Brief>
Go through the data below and return each line where the string "stamp" occurs.

Page and application data records
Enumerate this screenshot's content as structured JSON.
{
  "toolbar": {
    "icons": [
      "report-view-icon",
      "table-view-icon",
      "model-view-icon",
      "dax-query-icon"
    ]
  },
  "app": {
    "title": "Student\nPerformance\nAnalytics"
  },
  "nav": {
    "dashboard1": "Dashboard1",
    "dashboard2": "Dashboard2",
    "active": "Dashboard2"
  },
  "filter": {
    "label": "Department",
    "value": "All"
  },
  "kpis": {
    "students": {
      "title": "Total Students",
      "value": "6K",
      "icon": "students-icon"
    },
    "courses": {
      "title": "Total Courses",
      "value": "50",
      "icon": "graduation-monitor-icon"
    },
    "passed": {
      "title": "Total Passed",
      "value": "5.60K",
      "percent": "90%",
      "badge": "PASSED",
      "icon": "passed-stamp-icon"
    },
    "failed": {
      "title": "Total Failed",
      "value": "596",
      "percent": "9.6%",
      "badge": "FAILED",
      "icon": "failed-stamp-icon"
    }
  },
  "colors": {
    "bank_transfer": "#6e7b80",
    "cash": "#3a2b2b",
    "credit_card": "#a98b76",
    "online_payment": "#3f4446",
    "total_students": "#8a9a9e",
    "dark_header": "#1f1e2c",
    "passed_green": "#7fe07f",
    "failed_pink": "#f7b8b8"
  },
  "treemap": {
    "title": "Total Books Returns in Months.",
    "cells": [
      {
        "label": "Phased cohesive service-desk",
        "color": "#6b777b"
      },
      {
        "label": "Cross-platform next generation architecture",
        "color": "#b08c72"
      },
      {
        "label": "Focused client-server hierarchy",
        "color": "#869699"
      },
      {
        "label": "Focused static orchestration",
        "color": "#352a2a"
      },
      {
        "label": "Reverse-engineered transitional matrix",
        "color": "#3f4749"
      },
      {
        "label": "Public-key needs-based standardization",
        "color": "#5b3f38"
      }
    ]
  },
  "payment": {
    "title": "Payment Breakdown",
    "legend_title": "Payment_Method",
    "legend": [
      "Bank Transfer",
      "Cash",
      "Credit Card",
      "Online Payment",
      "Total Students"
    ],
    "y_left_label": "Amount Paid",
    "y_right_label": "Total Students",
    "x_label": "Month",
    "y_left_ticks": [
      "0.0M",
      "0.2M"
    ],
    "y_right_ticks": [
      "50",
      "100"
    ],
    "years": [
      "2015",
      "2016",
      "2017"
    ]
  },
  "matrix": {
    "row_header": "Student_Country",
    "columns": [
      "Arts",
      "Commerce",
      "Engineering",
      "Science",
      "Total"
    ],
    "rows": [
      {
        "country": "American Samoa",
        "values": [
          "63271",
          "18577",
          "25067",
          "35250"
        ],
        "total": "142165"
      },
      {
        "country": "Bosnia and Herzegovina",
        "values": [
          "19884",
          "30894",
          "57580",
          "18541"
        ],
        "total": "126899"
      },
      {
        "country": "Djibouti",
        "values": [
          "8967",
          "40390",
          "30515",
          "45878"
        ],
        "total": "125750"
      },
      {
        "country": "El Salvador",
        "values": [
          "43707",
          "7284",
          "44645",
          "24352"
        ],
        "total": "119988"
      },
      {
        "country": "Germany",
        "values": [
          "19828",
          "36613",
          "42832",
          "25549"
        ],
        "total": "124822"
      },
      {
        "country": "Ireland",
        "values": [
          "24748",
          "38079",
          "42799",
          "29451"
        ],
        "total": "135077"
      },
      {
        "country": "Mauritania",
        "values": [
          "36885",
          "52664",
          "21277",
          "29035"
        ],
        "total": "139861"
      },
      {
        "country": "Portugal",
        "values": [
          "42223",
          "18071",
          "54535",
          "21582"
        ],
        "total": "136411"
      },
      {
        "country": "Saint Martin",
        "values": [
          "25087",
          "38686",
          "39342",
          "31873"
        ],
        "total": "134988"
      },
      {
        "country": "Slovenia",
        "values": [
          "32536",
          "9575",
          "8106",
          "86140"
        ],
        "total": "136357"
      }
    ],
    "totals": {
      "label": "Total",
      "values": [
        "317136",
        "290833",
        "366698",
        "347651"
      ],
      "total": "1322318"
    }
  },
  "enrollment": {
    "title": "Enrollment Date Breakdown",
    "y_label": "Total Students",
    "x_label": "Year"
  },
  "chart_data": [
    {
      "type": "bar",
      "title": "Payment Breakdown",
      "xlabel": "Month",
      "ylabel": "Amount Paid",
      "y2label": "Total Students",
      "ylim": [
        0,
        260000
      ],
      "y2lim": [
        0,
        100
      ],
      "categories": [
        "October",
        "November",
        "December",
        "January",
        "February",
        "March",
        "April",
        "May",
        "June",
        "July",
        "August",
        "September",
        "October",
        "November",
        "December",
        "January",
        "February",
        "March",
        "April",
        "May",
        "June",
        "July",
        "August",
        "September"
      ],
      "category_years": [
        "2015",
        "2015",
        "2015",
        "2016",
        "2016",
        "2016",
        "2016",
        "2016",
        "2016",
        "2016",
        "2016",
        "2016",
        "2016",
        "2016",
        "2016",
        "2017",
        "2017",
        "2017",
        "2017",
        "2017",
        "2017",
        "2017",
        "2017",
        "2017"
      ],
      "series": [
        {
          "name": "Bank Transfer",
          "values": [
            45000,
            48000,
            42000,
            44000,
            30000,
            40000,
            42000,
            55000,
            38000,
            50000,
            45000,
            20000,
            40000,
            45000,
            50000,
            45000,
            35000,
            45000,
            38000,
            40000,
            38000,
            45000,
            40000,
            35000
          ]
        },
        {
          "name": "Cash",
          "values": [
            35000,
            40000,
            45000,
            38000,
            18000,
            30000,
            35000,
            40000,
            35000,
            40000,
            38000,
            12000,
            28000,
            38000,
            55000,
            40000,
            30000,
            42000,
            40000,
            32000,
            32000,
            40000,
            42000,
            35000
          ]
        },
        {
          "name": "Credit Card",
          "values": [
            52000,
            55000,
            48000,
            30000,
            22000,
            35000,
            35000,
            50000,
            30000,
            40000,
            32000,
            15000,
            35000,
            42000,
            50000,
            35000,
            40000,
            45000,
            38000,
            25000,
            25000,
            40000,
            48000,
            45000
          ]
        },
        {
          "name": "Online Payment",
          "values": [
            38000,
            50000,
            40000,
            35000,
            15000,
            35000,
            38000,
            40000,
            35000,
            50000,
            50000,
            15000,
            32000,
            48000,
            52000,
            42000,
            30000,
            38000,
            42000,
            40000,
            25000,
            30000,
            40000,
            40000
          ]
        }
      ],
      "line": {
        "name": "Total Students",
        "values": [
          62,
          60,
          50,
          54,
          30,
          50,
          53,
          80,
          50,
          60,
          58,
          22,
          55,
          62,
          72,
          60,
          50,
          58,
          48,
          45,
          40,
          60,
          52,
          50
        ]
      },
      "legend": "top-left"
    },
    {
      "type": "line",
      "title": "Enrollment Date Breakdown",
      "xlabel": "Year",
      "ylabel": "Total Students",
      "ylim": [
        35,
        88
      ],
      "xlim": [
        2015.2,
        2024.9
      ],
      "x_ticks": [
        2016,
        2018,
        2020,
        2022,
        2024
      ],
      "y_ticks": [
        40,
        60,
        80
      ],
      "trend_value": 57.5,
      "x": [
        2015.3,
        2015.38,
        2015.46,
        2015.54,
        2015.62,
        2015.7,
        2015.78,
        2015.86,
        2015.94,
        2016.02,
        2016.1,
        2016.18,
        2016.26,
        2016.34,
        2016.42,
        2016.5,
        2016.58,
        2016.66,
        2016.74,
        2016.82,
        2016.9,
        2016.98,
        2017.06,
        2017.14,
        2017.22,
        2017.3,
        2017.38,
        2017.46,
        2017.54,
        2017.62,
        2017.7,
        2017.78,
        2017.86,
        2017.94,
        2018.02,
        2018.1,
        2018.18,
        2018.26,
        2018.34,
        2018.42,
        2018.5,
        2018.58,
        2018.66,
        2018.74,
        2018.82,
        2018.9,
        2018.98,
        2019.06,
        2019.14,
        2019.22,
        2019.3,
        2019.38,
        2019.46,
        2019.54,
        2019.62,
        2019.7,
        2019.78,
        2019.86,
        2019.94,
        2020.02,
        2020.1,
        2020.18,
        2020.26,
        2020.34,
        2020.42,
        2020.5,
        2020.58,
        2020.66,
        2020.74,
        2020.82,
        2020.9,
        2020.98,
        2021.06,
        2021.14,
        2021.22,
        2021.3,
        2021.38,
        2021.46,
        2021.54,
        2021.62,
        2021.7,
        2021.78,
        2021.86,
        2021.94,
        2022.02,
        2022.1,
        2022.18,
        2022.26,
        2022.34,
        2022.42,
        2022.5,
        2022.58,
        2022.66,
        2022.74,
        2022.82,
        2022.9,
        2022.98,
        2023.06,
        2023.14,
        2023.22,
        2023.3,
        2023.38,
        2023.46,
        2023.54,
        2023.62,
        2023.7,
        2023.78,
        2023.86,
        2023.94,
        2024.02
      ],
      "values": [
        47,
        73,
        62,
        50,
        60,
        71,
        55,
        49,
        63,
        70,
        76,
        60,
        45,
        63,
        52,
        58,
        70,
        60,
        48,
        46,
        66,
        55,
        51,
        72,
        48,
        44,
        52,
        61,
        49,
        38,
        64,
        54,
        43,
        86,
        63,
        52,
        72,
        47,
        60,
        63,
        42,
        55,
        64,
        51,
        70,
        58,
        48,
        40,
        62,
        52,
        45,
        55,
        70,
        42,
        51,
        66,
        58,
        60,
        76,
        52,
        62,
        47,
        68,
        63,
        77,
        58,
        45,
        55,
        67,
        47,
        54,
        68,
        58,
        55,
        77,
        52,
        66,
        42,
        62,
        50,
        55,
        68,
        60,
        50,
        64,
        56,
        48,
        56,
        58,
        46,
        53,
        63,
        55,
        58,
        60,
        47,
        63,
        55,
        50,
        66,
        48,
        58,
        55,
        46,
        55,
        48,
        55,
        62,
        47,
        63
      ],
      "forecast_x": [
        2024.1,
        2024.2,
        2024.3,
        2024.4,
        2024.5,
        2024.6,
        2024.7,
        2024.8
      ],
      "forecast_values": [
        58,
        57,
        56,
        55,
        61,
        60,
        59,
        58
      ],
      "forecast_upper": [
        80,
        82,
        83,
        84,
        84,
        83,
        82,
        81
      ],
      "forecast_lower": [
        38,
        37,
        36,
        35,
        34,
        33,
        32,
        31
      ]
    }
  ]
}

Reply to the exercise>
      "icon": "passed-stamp-icon"
      "icon": "failed-stamp-icon"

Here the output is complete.